TASK BRIEF:
Among these records, which lines include "Aktives"? Copy them out.

Dataset rows for apps and sites
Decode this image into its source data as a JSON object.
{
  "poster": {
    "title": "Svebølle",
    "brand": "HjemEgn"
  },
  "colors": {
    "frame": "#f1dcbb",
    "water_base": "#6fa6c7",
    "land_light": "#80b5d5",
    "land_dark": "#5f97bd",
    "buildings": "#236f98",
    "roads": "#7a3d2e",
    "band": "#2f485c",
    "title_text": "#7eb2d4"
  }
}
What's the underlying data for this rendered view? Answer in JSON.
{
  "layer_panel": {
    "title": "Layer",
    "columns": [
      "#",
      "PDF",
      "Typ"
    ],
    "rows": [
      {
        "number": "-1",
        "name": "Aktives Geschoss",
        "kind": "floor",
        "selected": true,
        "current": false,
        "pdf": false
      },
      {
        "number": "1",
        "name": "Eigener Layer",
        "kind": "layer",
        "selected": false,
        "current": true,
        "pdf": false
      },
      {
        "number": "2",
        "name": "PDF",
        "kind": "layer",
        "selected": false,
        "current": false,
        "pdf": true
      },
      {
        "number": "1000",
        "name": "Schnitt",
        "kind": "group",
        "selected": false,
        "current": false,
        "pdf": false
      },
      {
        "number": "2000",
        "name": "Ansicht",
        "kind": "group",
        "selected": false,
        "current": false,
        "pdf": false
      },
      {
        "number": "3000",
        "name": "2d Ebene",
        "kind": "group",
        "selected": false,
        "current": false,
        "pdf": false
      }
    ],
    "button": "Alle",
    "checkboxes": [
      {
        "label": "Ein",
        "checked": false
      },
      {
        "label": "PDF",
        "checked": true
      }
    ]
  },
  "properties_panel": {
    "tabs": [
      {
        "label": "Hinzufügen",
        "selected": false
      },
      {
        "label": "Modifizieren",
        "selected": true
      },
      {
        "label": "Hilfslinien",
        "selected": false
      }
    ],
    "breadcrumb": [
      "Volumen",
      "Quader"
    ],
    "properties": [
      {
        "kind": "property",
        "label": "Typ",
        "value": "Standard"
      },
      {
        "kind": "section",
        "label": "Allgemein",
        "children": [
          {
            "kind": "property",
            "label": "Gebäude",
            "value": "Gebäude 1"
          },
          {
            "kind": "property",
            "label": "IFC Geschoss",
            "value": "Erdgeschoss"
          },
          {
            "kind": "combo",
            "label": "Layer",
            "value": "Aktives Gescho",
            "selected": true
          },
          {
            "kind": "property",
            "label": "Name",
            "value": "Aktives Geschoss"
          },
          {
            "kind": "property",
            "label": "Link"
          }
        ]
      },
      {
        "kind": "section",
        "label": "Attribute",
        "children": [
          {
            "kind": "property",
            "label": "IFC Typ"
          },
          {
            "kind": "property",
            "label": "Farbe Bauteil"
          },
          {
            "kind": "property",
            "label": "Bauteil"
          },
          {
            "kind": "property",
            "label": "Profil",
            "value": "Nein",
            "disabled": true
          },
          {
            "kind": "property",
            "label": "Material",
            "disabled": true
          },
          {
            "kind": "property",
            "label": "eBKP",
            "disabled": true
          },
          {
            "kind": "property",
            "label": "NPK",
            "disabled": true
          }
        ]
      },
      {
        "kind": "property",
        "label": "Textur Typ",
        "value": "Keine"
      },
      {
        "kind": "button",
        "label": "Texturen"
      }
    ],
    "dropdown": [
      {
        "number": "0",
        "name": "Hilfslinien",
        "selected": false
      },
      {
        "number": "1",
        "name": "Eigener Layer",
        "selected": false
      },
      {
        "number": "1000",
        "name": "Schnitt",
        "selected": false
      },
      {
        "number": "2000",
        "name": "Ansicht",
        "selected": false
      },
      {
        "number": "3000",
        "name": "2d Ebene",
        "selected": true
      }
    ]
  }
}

COMPLETED EXERCISE:
        "name": "Aktives Geschoss",
            "value": "Aktives Gescho",
            "value": "Aktives Geschoss"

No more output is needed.